The consultants also did not compare Wyoming’s method for funding its small schools and districts to how other states calculate money for those entities.

State comparison

Still, the numbers showed that in many areas, Wyoming wasn’t spending wildly compared to its neighbors and national peers. In only two of the 12 areas — special education and gifted and talented — did Wyoming spend significantly more than the average. For special education — which is reimbursed fully by the state — Wyoming’s model pays more than $18,000 per student. In 2017-18, the state will spend about $238 million.

The comparison showed that Wyoming spent less, on average, in five areas: at-risk funding, pupil support, English language learners, instructional facilitators and instructional materials.

How much Wyoming spends on education has been a regular topic of discussion over the past year, as the state grapples with an education funding crisis that, while smaller than once anticipated, still amounts to more than $340 million for the coming two-year budget cycle. Notable legislators, including Senate President Eli Bebout, have suggested that now is the time to examine those spending levels and determine if Wyoming is receiving a proper return on its educational investment.

The state spends more than $17,000 per student, more than its neighbors and more than most states in the U.S. While other lawmakers have pushed back on the suggestion that Wyoming isn’t getting the proper bang for its buck, the idea that schools are over-funded persists.

Questions remain

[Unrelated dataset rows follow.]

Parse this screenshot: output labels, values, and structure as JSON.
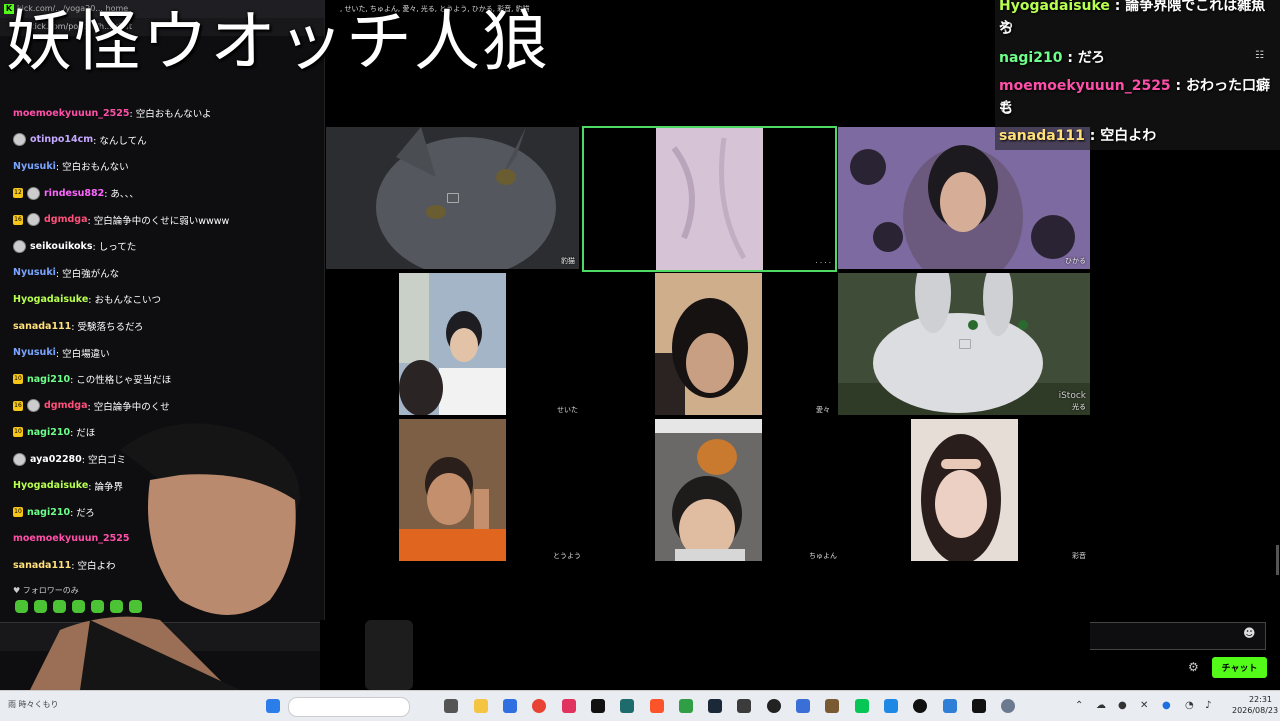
{
  "browser": {
    "tab_text": "kick.com/.../yoga20... home",
    "url": "kick.com/popout/h.../chat"
  },
  "overlay_title": "妖怪ウオッチ人狼",
  "participants_text": ", せいた, ちゅよん, 愛々, 光る, とうよう, ひかる, 彩音, 豹猫",
  "left_chat": {
    "messages": [
      {
        "user": "moemoekyuuun_2525",
        "text": ": 空白おもんないよ",
        "color": "#ff4fa8",
        "badge": "",
        "avatar": false
      },
      {
        "user": "otinpo14cm",
        "text": ": なんしてん",
        "color": "#c5a8ff",
        "badge": "",
        "avatar": true
      },
      {
        "user": "Nyusuki",
        "text": ": 空白おもんない",
        "color": "#7aa5ff",
        "badge": "",
        "avatar": false
      },
      {
        "user": "rindesu882",
        "text": ": あ、、、",
        "color": "#ff66ff",
        "badge": "12",
        "avatar": true
      },
      {
        "user": "dgmdga",
        "text": ": 空白論争中のくせに弱いwwww",
        "color": "#ff4f7a",
        "badge": "16",
        "avatar": true
      },
      {
        "user": "seikouikoks",
        "text": ": しってた",
        "color": "#ffffff",
        "badge": "",
        "avatar": true
      },
      {
        "user": "Nyusuki",
        "text": ": 空白強がんな",
        "color": "#7aa5ff",
        "badge": "",
        "avatar": false
      },
      {
        "user": "Hyogadaisuke",
        "text": ": おもんなこいつ",
        "color": "#b8ff4f",
        "badge": "",
        "avatar": false
      },
      {
        "user": "sanada111",
        "text": ": 受験落ちるだろ",
        "color": "#ffe07a",
        "badge": "",
        "avatar": false
      },
      {
        "user": "Nyusuki",
        "text": ": 空白場違い",
        "color": "#7aa5ff",
        "badge": "",
        "avatar": false
      },
      {
        "user": "nagi210",
        "text": ": この性格じゃ妥当だほ",
        "color": "#6dff8a",
        "badge": "10",
        "avatar": false
      },
      {
        "user": "dgmdga",
        "text": ": 空白論争中のくせ",
        "color": "#ff4f7a",
        "badge": "16",
        "avatar": true
      },
      {
        "user": "nagi210",
        "text": ": だほ",
        "color": "#6dff8a",
        "badge": "10",
        "avatar": false
      },
      {
        "user": "aya02280",
        "text": ": 空白ゴミ",
        "color": "#ffffff",
        "badge": "",
        "avatar": true
      },
      {
        "user": "Hyogadaisuke",
        "text": ": 論争界",
        "color": "#b8ff4f",
        "badge": "",
        "avatar": false
      },
      {
        "user": "nagi210",
        "text": ": だろ",
        "color": "#6dff8a",
        "badge": "10",
        "avatar": false
      },
      {
        "user": "moemoekyuuun_2525",
        "text": "",
        "color": "#ff4fa8",
        "badge": "",
        "avatar": false
      },
      {
        "user": "sanada111",
        "text": ": 空白よわ",
        "color": "#ffe07a",
        "badge": "",
        "avatar": false
      }
    ],
    "followers_only": "♥ フォロワーのみ"
  },
  "right_chat": {
    "messages": [
      {
        "user": "Hyogadaisuke",
        "text": " : 論争界隈でこれは雑魚や",
        "cont": "ろ",
        "color": "#b8ff4f"
      },
      {
        "user": "nagi210",
        "text": " : だろ",
        "cont": "",
        "color": "#6dff8a"
      },
      {
        "user": "moemoekyuuun_2525",
        "text": " : おわった口癖き",
        "cont": "も",
        "color": "#ff4fa8"
      },
      {
        "user": "sanada111",
        "text": " : 空白よわ",
        "cont": "",
        "color": "#ffe07a"
      }
    ],
    "chat_button": "チャット"
  },
  "video_tiles": [
    {
      "name": "豹猫",
      "desc": "cat"
    },
    {
      "name": "· · · ·",
      "desc": "pink"
    },
    {
      "name": "ひかる",
      "desc": "kuromi"
    },
    {
      "name": "せいた",
      "desc": "boys"
    },
    {
      "name": "愛々",
      "desc": "girl"
    },
    {
      "name": "光る",
      "desc": "rabbit"
    },
    {
      "name": "とうよう",
      "desc": "orange"
    },
    {
      "name": "ちゅよん",
      "desc": "catboy"
    },
    {
      "name": "彩音",
      "desc": "girl2"
    }
  ],
  "watermark": "iStock",
  "taskbar": {
    "weather": "雨 時々くもり",
    "time": "22:31",
    "date": "2026/08/23"
  },
  "colors": {
    "accent": "#53fc18",
    "active_border": "#4cd964"
  }
}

Indeed, after the consultants finished their comparison report, Sen. Dave Kinskey, a Sheridan Republican, wondered how Wyoming could both be spending comparably and more significantly than other states.

“Is there some point at which you have an ‘aha moment’ in here that says, ‘Here’s the difference, here’s the key driver why we spend more’?” he asked the consultants.

Fermanich replied that at least one reason is that Wyoming has implemented much of its funding model, to an extent not seen in most other states.

Sommers asked if that was because of the state’s supreme court decisions, which consultants had previously said were uniquely strict. Starting in the mid-1990s, a series of Wyoming Supreme Court decisions ruled that the state needed to fund its education system equitably and adequately to all students. Those rulings continue to serve as the foundation for school funding today.

Fermanich said that the Campbell decisions — named for the school district that was a plaintiff in those cases — certainly play a role.

The recalibration committee meets again Thursday and Friday.

Josh Galemore, Star-Tribune 

Currently vacant buildings on Ash Street owned by the city of Casper Tuesday evening, Nov. 28, 2017.